News Citations

  1. While a Fly Sleeps, Its Glia Burn Neuronal Lipids to Refresh the Brain
  2. Newly Identified Microglia Contain Lipid Droplets, Harm Brain
  3. Paper Alert: APOE4 Packs on Lipid Droplets in Microglia

Research Models Citations

  1. Tau P301S (Line PS19)

Mutations Citations

  1. MAPT V337M

Paper Citations

  1. . Oxidation-reduction ratio studies of mitochondria in freeze-trapped samples. NADH and flavoprotein fluorescence signals. J Biol Chem. 1979 Jun 10;254(11):4764-71. PubMed.
  2. . An atlas of the protein-coding genes in the human, pig, and mouse brain. Science. 2020 Mar 6;367(6482) PubMed.

Further Reading

No Available Further Reading

Primary Papers

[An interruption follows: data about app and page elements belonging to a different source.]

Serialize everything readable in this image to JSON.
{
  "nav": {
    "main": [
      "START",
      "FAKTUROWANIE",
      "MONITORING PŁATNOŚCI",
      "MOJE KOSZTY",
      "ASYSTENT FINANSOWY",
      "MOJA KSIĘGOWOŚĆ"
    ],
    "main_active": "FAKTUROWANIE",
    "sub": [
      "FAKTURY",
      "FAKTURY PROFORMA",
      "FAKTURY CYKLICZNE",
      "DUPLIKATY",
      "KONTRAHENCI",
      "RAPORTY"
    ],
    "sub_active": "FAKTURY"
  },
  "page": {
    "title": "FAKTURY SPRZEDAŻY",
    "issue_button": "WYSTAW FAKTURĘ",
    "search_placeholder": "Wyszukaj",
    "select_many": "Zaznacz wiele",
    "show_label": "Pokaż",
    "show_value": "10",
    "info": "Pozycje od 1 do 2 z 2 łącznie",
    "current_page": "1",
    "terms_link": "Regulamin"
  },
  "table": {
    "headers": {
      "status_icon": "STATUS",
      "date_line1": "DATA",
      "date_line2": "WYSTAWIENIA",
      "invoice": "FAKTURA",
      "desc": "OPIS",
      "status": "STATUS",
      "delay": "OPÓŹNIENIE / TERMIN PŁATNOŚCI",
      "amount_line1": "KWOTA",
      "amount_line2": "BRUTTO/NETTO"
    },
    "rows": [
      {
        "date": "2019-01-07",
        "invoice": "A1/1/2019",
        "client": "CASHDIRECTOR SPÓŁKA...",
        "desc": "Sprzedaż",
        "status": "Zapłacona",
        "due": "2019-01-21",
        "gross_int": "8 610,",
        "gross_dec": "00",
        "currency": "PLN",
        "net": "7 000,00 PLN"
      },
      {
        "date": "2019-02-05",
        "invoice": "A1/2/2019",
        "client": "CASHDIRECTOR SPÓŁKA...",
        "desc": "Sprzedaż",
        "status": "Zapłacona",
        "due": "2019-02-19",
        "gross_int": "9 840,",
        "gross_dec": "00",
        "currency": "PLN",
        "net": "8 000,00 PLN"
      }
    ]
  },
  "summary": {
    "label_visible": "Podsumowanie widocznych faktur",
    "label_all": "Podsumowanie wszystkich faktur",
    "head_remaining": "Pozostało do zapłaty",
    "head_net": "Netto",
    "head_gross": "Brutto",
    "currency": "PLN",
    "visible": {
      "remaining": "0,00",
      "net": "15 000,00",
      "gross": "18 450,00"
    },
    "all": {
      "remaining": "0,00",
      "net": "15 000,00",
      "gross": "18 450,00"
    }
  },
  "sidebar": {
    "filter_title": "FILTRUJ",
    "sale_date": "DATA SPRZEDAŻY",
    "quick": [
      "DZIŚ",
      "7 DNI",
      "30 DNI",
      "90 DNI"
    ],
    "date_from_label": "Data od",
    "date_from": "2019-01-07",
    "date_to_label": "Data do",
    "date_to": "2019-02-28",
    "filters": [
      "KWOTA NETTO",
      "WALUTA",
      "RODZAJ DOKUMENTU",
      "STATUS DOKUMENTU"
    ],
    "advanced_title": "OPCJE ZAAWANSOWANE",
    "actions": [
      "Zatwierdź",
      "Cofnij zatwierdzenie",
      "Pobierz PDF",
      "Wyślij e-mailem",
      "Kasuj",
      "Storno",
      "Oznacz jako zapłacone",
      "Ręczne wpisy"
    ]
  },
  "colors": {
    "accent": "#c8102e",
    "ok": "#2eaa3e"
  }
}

  1. . Microglial lipid droplet accumulation in tauopathy brain is regulated by neuronal AMPK. Cell Metab. 2024 Apr 16; PubMed.